Continuous learning, hybrid learning, and blended learning are terms utilized in defining teachers’ return to school by March 15. Online learning occurred between the outbreak of the Covid-19 pandemic and this period where teachers are required to return to school, to their designated classrooms. However, students are granted the option to participate in remote learning.
The opinions regarding the return to classrooms proposals vary, with some vehemently opposing it. For instance, teachers disagree with each other, citing the overplaying their hand in letting students suffer through distance learning. There are also lingering questions concerning teachers’ silence over time, with reasons such as a fear of retaliation and isolation being cited. Teachers point to the fear of their contracts not being renewed and the subsequent “blow back” from not engaging in group think. In my opinion, this is quite unbelievable because this is a free world. Teachers should be heard, and after this, a return-to-work framework that favors them should be put in place.
Those supporting returning to classrooms, especially parents, argue that the right to accessing proper education was violated through remote education. Furthermore, individual learning strategies were not adequately addressed, resulting in the plans becoming ineffective over time. This resulted in substantial learning disparities between students. My opinion, based on the above, is that the option of remote learning should not be granted to students since the learning plans may not work.
In conclusion, I concur that teaching is a calling. Therefore, the debate concerning returning to classrooms should involve heavy consultation with teachers to formulate an appropriate return-to-work strategy. This will require cooperation from teachers and parents, and will be vital through the start of the healing process. However, I oppose the idea that those viewing the task as hard should quit their jobs because we need everyone’s input for an adequate return to class strategy.
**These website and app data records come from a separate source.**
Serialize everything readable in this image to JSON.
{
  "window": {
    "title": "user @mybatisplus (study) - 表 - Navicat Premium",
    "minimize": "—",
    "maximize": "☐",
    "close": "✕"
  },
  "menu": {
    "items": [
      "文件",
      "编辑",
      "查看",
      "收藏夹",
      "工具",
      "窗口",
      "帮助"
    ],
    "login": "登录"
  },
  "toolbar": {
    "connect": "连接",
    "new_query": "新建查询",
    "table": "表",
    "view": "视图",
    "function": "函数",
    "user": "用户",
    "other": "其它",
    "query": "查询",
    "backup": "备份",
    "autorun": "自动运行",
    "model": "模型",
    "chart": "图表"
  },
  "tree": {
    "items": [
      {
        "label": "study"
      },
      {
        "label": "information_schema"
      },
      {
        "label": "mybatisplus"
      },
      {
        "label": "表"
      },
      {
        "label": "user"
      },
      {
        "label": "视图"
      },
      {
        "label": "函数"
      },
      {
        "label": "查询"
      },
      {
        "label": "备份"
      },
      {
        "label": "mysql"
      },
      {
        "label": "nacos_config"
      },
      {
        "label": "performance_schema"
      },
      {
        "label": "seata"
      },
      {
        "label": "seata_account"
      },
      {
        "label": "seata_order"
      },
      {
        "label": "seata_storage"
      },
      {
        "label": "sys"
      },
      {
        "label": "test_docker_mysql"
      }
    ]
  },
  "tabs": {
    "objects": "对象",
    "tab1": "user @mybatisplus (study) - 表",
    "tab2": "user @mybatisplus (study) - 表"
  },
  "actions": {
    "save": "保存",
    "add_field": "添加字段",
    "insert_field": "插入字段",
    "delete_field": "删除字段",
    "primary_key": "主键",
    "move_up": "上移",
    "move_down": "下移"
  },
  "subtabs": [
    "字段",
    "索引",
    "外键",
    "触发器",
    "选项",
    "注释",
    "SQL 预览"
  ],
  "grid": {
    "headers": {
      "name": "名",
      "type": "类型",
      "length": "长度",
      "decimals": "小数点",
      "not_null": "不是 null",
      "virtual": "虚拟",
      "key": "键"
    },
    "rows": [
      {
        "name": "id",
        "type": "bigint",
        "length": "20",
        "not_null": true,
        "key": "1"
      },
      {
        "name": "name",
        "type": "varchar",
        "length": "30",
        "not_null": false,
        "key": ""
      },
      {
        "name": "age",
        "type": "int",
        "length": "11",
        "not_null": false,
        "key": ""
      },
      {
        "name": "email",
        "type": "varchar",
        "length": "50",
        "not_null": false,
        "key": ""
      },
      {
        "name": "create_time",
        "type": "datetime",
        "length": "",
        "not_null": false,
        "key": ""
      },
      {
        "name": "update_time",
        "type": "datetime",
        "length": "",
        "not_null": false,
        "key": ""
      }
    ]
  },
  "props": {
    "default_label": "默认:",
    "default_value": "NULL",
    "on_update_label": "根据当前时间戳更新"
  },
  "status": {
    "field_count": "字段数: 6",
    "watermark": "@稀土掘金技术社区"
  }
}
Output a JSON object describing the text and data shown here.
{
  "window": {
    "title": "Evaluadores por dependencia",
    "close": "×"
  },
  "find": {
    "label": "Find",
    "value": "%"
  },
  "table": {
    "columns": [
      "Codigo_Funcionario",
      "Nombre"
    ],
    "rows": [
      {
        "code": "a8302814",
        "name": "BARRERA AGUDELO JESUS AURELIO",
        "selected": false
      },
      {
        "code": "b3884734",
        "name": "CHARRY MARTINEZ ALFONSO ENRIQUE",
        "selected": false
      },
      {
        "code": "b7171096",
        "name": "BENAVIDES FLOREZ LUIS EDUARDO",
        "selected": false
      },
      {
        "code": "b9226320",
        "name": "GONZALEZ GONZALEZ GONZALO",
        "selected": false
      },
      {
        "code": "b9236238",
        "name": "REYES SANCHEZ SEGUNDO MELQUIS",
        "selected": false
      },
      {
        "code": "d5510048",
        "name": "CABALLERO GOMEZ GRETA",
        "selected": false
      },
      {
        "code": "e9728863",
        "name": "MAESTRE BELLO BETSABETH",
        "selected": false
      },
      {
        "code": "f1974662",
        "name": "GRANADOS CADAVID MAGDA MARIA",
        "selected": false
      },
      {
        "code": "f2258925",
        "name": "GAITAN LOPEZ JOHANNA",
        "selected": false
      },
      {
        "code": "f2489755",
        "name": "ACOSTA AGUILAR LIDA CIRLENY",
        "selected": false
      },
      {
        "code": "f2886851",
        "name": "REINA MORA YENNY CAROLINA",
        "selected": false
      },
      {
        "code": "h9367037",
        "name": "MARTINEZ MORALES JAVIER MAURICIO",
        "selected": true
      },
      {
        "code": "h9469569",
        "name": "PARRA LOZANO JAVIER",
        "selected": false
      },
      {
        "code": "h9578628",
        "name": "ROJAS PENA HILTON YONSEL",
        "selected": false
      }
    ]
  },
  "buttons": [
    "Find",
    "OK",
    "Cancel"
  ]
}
Therefore, instead of them quitting, they should offer ideas to facilitate learning in a post-Covid world.
Catherine Barrett is an Arizona Governor’s Master Teacher and currently Chair of citizens initiative petition, A Classroom Code of Ethics For Public Schools K-12. You can find her on Twitter @ReadersLeadPD, and on Facebook at Yes4Ethics